In view of this, the tax aspects of the digitalization of the economy came to the attention of governments and academia who started working on how to adjust the current domestic and international tax framework to the digital era.

Indeed, since most digital business do not need physical presence, assets or workforce in a given country in order to generate profits and value, the main tax challenge of the digital era relates to identifying the most appropriate ways to adapt the current criteria for the allocation of taxing rights between source and resident jurisdictions to the current digital business models.

One of the most important actions taken to tackle the tax implications of the digitalization of the economy is the OECD 2015 BEPS Package Action 1 Report that tackles “the Tax Challenges of the Digital Economy” which is part of the larger BEPS (Base Erosion and Profit Shifting) Project launched in 2013 by the OECD and the G20.

The 2015 OECD Report 1 identifies a series of features of the digitalization that are relevant from a tax perspective and that should be addressed in order to tackle tax distortions by digitalization:

  1. identifying whether a digital business has a significant economic presence in a given country (nexus approach);
  2. attributing value to the data collected by digital businesses from end-users (e.g. users’ data used by social networking businesses to sell advertisement on their websites);
  3. characterizing correctly the payments made by a resident payer to a non-resident digital business (since in most cases it is difficult to understand whether a payment made over an e-commerce transaction has to be regarded as a royalty paid to a non-resident or, conversely, as a business profit made by the non-resident business through its permanent establishment).

The 2018 OECD Interim Report on the Digitalization of the Economy

Although these challenges had been so identified, the 2015 Report contained no recommendation to the OECD member countries to take any substantial action in order to address the digitization challenge.

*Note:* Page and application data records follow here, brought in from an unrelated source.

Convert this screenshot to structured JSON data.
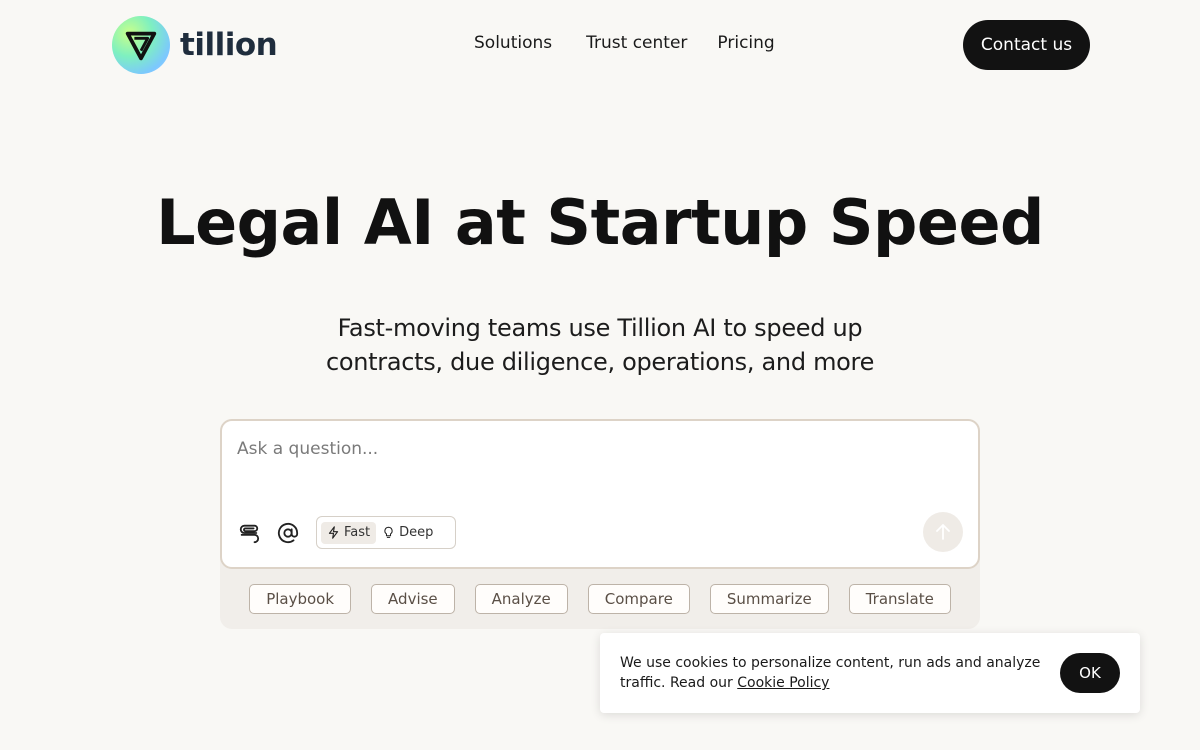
{
  "brand": {
    "name": "tillion"
  },
  "nav": {
    "items": [
      {
        "label": "Solutions"
      },
      {
        "label": "Trust center"
      },
      {
        "label": "Pricing"
      }
    ],
    "contact_label": "Contact us"
  },
  "hero": {
    "title": "Legal AI at Startup Speed",
    "subtitle_line1": "Fast-moving teams use Tillion AI to speed up",
    "subtitle_line2": "contracts, due diligence, operations, and more"
  },
  "ask": {
    "placeholder": "Ask a question...",
    "modes": [
      {
        "label": "Fast",
        "icon": "lightning-icon",
        "active": true
      },
      {
        "label": "Deep",
        "icon": "lightbulb-icon",
        "active": false
      }
    ],
    "icons": {
      "attach": "paperclip-icon",
      "mention": "at-sign-icon",
      "send": "arrow-up-icon"
    }
  },
  "chips": [
    {
      "label": "Playbook"
    },
    {
      "label": "Advise"
    },
    {
      "label": "Analyze"
    },
    {
      "label": "Compare"
    },
    {
      "label": "Summarize"
    },
    {
      "label": "Translate"
    }
  ],
  "cookie": {
    "text": "We use cookies to personalize content, run ads and analyze traffic. Read our",
    "link_label": "Cookie Policy",
    "ok_label": "OK"
  },
  "colors": {
    "background": "#f9f8f5",
    "primary_button": "#121212",
    "brand_text": "#1f2d3d"
  }
}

After years of monitoring the impact the digital economy is having on the international tax system, in 2018 the OECD published the OECD Interim Report on the “Tax Challenges arising from digitalization” which contains insightful information on the progress made on the implementation of the BEPS Package with particular regard to the digital economy.

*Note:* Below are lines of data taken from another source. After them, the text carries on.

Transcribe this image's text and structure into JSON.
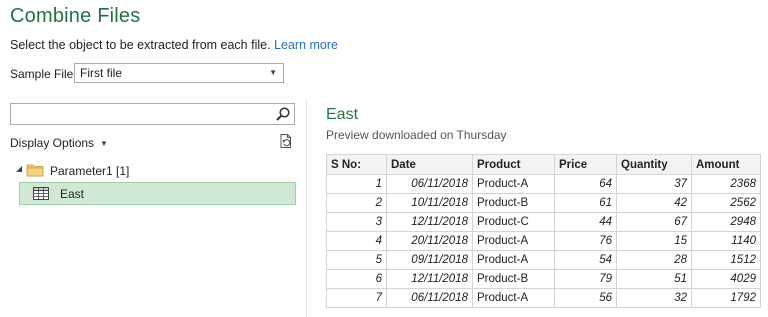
{
  "dialog": {
    "title": "Combine Files",
    "subtitle": "Select the object to be extracted from each file.",
    "learn_more": "Learn more"
  },
  "sample_file": {
    "label": "Sample File:",
    "value": "First file"
  },
  "navigator": {
    "search_value": "",
    "display_options": "Display Options",
    "tree": {
      "root": "Parameter1 [1]",
      "items": [
        {
          "label": "East",
          "selected": true
        }
      ]
    },
    "icons": {
      "search": "search-icon",
      "refresh": "refresh-icon",
      "folder": "folder-icon",
      "table": "table-icon"
    }
  },
  "preview": {
    "title": "East",
    "subtitle": "Preview downloaded on Thursday",
    "columns": [
      "S No:",
      "Date",
      "Product",
      "Price",
      "Quantity",
      "Amount"
    ],
    "rows": [
      [
        "1",
        "06/11/2018",
        "Product-A",
        "64",
        "37",
        "2368"
      ],
      [
        "2",
        "10/11/2018",
        "Product-B",
        "61",
        "42",
        "2562"
      ],
      [
        "3",
        "12/11/2018",
        "Product-C",
        "44",
        "67",
        "2948"
      ],
      [
        "4",
        "20/11/2018",
        "Product-A",
        "76",
        "15",
        "1140"
      ],
      [
        "5",
        "09/11/2018",
        "Product-A",
        "54",
        "28",
        "1512"
      ],
      [
        "6",
        "12/11/2018",
        "Product-B",
        "79",
        "51",
        "4029"
      ],
      [
        "7",
        "06/11/2018",
        "Product-A",
        "56",
        "32",
        "1792"
      ]
    ]
  },
  "colors": {
    "accent": "#217346",
    "link": "#1f6fc5",
    "selected_bg": "#cfe9d4"
  }
}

According to the 2018 Interim Report, the impact that the ongoing implementation of the BEPS Package is having on the taxation of the value created by the digital economy is two-fold:

  • on the one hand, the ongoing signature and enforcement of the Multilateral Instrument (MLI) provided for by Action 15 of the BEPS Package, which is aimed at implementing anti-avoidance, anti-treaty-abuse and other treaty-related BEPS Package actions, is likely to bring about an in-depth restructure of the international tax framework that will help governments tackle the challenges arising from taxing fairly the “digital value”;
  • on the other hand, the measures of the BEPS Package taken to tackle tax avoidance like preventing the artificial avoidance of Permanent Establishments status (BEPS Package Action 7), ensuring that Transfer Pricing outcomes are in line with value creation (BEPS Package Actions 8-10), strengthening Controlled Foreign Companies (CFC) rules (BEPS Package Action 3) , among others, is having a great impact on countries’ domestic tax legislation as well as on digital businesses’ (like Amazon, eBay and Facebook) tax strategies, which are taking action in order to ensure that their business models and corporate structures are compliant with the ongoing implementation of the BEPS Package provisions.

Although among the countries there is no consensus over the interim measures that should be taken in order to tax the “digital value”, it seems reasonable to believe that the implementation of the BEPS Package over time will effectively help tackle the problem with taxing highly-digitalized business. Indeed, distortions might be eliminated by allowing countries to restore both source and residence taxation in many cases where cross-boarder income would otherwise go untaxed or taxed at very low rate as well as help countries tax domestic and multinational enterprises’ profits similarly.